Records from a data source:

----------

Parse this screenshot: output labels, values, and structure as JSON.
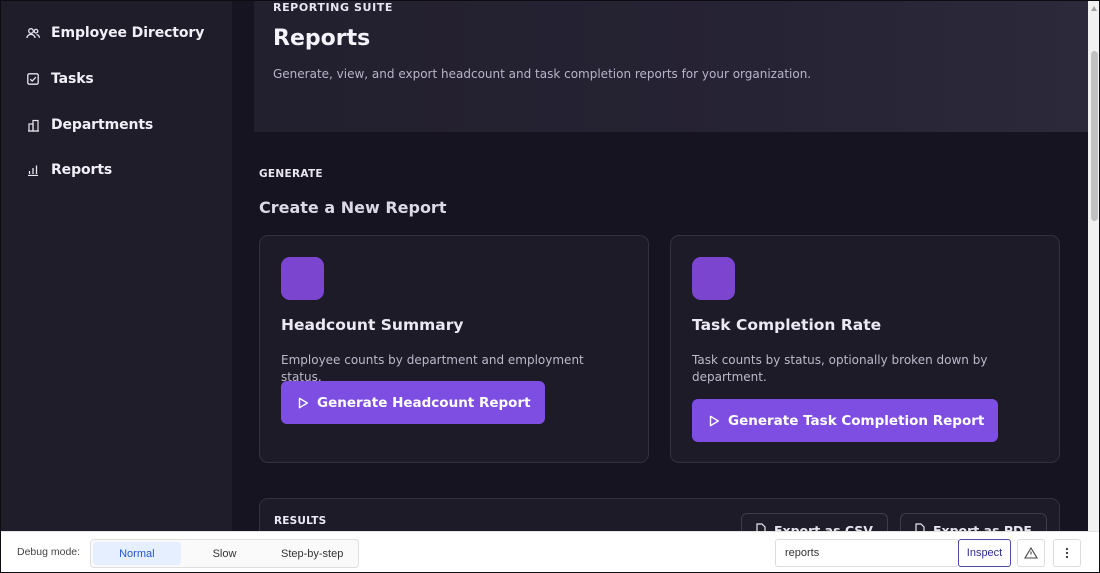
{
  "sidebar": {
    "items": [
      {
        "label": "Employee Directory",
        "icon": "users-icon"
      },
      {
        "label": "Tasks",
        "icon": "checkbox-icon"
      },
      {
        "label": "Departments",
        "icon": "building-icon"
      },
      {
        "label": "Reports",
        "icon": "bar-chart-icon"
      }
    ]
  },
  "header": {
    "eyebrow": "REPORTING SUITE",
    "title": "Reports",
    "description": "Generate, view, and export headcount and task completion reports for your organization."
  },
  "generate": {
    "section_label": "GENERATE",
    "section_title": "Create a New Report",
    "cards": [
      {
        "title": "Headcount Summary",
        "description": "Employee counts by department and employment status.",
        "button_label": "Generate Headcount Report"
      },
      {
        "title": "Task Completion Rate",
        "description": "Task counts by status, optionally broken down by department.",
        "button_label": "Generate Task Completion Report"
      }
    ]
  },
  "results": {
    "label": "RESULTS",
    "export_csv_label": "Export as CSV",
    "export_pdf_label": "Export as PDF"
  },
  "debug": {
    "label": "Debug mode:",
    "modes": [
      "Normal",
      "Slow",
      "Step-by-step"
    ],
    "active_mode": "Normal",
    "route_value": "reports",
    "inspect_label": "Inspect"
  },
  "colors": {
    "accent": "#7e4ee3",
    "card_chip": "#7b45cf",
    "sidebar_bg": "#1f1d29",
    "main_bg": "#161420"
  }
}
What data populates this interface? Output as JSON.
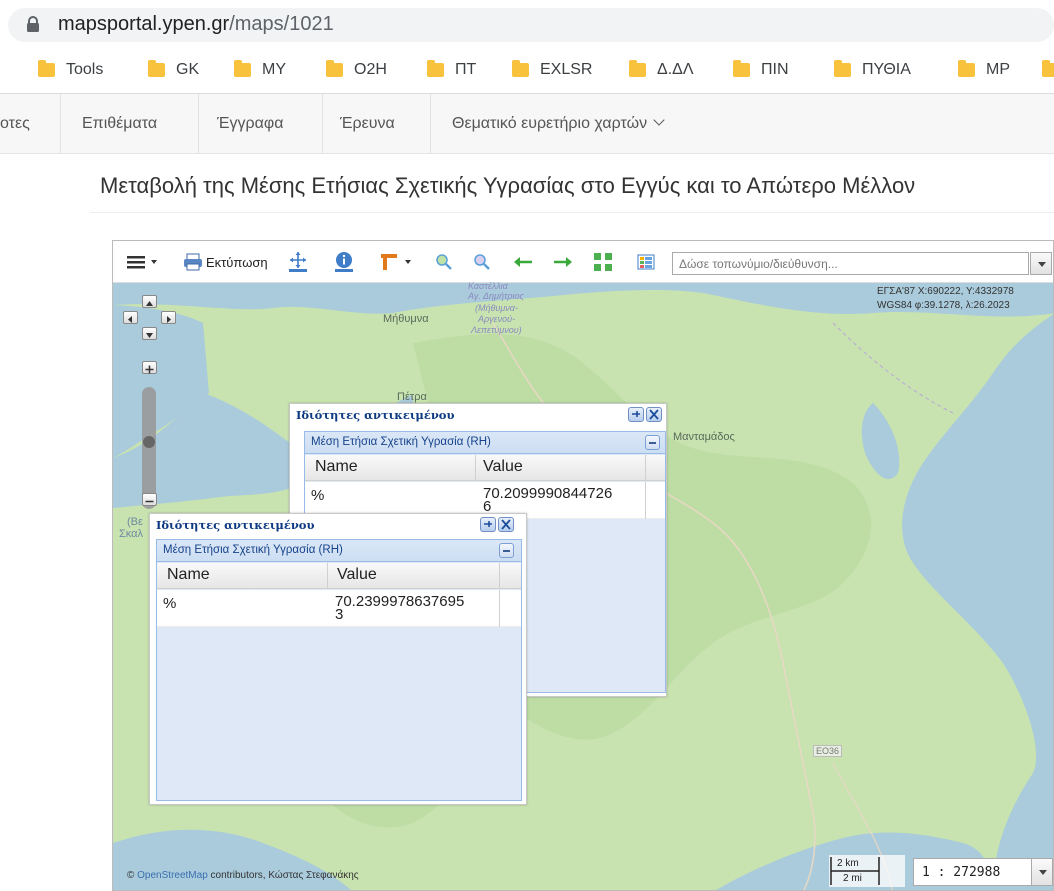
{
  "browser": {
    "url_domain": "mapsportal.ypen.gr",
    "url_path": "/maps/1021",
    "bookmarks": [
      "Tools",
      "GK",
      "MY",
      "O2H",
      "ΠΤ",
      "EXLSR",
      "Δ.ΔΛ",
      "ΠΙΝ",
      "ΠΥΘΙΑ",
      "MP"
    ]
  },
  "site_nav": {
    "items": [
      "οτες",
      "Επιθέματα",
      "Έγγραφα",
      "Έρευνα",
      "Θεματικό ευρετήριο χαρτών"
    ]
  },
  "page": {
    "title": "Μεταβολή της Μέσης Ετήσιας Σχετικής Υγρασίας στο Εγγύς και το Απώτερο Μέλλον"
  },
  "toolbar": {
    "print_label": "Εκτύπωση",
    "search_placeholder": "Δώσε τοπωνύμιο/διεύθυνση..."
  },
  "map": {
    "coords_line1": "ΕΓΣΑ'87 X:690222, Y:4332978",
    "coords_line2": "WGS84 φ:39.1278, λ:26.2023",
    "labels": {
      "kastellia": "Καστέλλια",
      "agios_dimitrios": "Αγ. Δημήτριος",
      "mithymna": "(Μήθυμνα-",
      "argenou": "Αργενού-",
      "lepetymnou": "Λεπετύμνου)",
      "methymna": "Μήθυμνα",
      "petra": "Πέτρα",
      "mantamados": "Μανταμάδος",
      "road": "ΕΟ36",
      "edge1": "(Βε",
      "edge2": "Σκαλ"
    },
    "attribution_link": "OpenStreetMap",
    "attribution_rest": " contributors, Κώστας Στεφανάκης",
    "scale_km": "2 km",
    "scale_mi": "2 mi",
    "scale_ratio": "1 : 272988"
  },
  "popup_back": {
    "title": "Ιδιότητες αντικειμένου",
    "panel_title": "Μέση Ετήσια Σχετική Υγρασία (RH)",
    "col_name": "Name",
    "col_value": "Value",
    "row_name": "%",
    "row_value_1": "70.2099990844726",
    "row_value_2": "6"
  },
  "popup_front": {
    "title": "Ιδιότητες αντικειμένου",
    "panel_title": "Μέση Ετήσια Σχετική Υγρασία (RH)",
    "col_name": "Name",
    "col_value": "Value",
    "row_name": "%",
    "row_value_1": "70.2399978637695",
    "row_value_2": "3"
  },
  "colors": {
    "land": "#c8e3b0",
    "land_dark": "#a9d19a",
    "sea": "#aacbdb",
    "panel_bg": "#dfe8f6",
    "accent": "#3f7dc8"
  }
}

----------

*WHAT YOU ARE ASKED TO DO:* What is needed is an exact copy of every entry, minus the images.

*WRITTEN SOLUTION:*
Parse this screenshot: output labels, values, and structure as JSON.
{
  "sidebar": {
    "items": [
      {
        "label": "Employee Directory",
        "icon": "users-icon"
      },
      {
        "label": "Tasks",
        "icon": "checkbox-icon"
      },
      {
        "label": "Departments",
        "icon": "building-icon"
      },
      {
        "label": "Reports",
        "icon": "bar-chart-icon"
      }
    ]
  },
  "header": {
    "eyebrow": "REPORTING SUITE",
    "title": "Reports",
    "description": "Generate, view, and export headcount and task completion reports for your organization."
  },
  "generate": {
    "section_label": "GENERATE",
    "section_title": "Create a New Report",
    "cards": [
      {
        "title": "Headcount Summary",
        "description": "Employee counts by department and employment status.",
        "button_label": "Generate Headcount Report"
      },
      {
        "title": "Task Completion Rate",
        "description": "Task counts by status, optionally broken down by department.",
        "button_label": "Generate Task Completion Report"
      }
    ]
  },
  "results": {
    "label": "RESULTS",
    "export_csv_label": "Export as CSV",
    "export_pdf_label": "Export as PDF"
  },
  "debug": {
    "label": "Debug mode:",
    "modes": [
      "Normal",
      "Slow",
      "Step-by-step"
    ],
    "active_mode": "Normal",
    "route_value": "reports",
    "inspect_label": "Inspect"
  },
  "colors": {
    "accent": "#7e4ee3",
    "card_chip": "#7b45cf",
    "sidebar_bg": "#1f1d29",
    "main_bg": "#161420"
  }
}
What data populates this interface? Output as JSON.
{
  "browser": {
    "url_domain": "mapsportal.ypen.gr",
    "url_path": "/maps/1021",
    "bookmarks": [
      "Tools",
      "GK",
      "MY",
      "O2H",
      "ΠΤ",
      "EXLSR",
      "Δ.ΔΛ",
      "ΠΙΝ",
      "ΠΥΘΙΑ",
      "MP"
    ]
  },
  "site_nav": {
    "items": [
      "οτες",
      "Επιθέματα",
      "Έγγραφα",
      "Έρευνα",
      "Θεματικό ευρετήριο χαρτών"
    ]
  },
  "page": {
    "title": "Μεταβολή της Μέσης Ετήσιας Σχετικής Υγρασίας στο Εγγύς και το Απώτερο Μέλλον"
  },
  "toolbar": {
    "print_label": "Εκτύπωση",
    "search_placeholder": "Δώσε τοπωνύμιο/διεύθυνση..."
  },
  "map": {
    "coords_line1": "ΕΓΣΑ'87 X:690222, Y:4332978",
    "coords_line2": "WGS84 φ:39.1278, λ:26.2023",
    "labels": {
      "kastellia": "Καστέλλια",
      "agios_dimitrios": "Αγ. Δημήτριος",
      "mithymna": "(Μήθυμνα-",
      "argenou": "Αργενού-",
      "lepetymnou": "Λεπετύμνου)",
      "methymna": "Μήθυμνα",
      "petra": "Πέτρα",
      "mantamados": "Μανταμάδος",
      "road": "ΕΟ36",
      "edge1": "(Βε",
      "edge2": "Σκαλ"
    },
    "attribution_link": "OpenStreetMap",
    "attribution_rest": " contributors, Κώστας Στεφανάκης",
    "scale_km": "2 km",
    "scale_mi": "2 mi",
    "scale_ratio": "1 : 272988"
  },
  "popup_back": {
    "title": "Ιδιότητες αντικειμένου",
    "panel_title": "Μέση Ετήσια Σχετική Υγρασία (RH)",
    "col_name": "Name",
    "col_value": "Value",
    "row_name": "%",
    "row_value_1": "70.2099990844726",
    "row_value_2": "6"
  },
  "popup_front": {
    "title": "Ιδιότητες αντικειμένου",
    "panel_title": "Μέση Ετήσια Σχετική Υγρασία (RH)",
    "col_name": "Name",
    "col_value": "Value",
    "row_name": "%",
    "row_value_1": "70.2399978637695",
    "row_value_2": "3"
  },
  "colors": {
    "land": "#c8e3b0",
    "land_dark": "#a9d19a",
    "sea": "#aacbdb",
    "panel_bg": "#dfe8f6",
    "accent": "#3f7dc8"
  }
}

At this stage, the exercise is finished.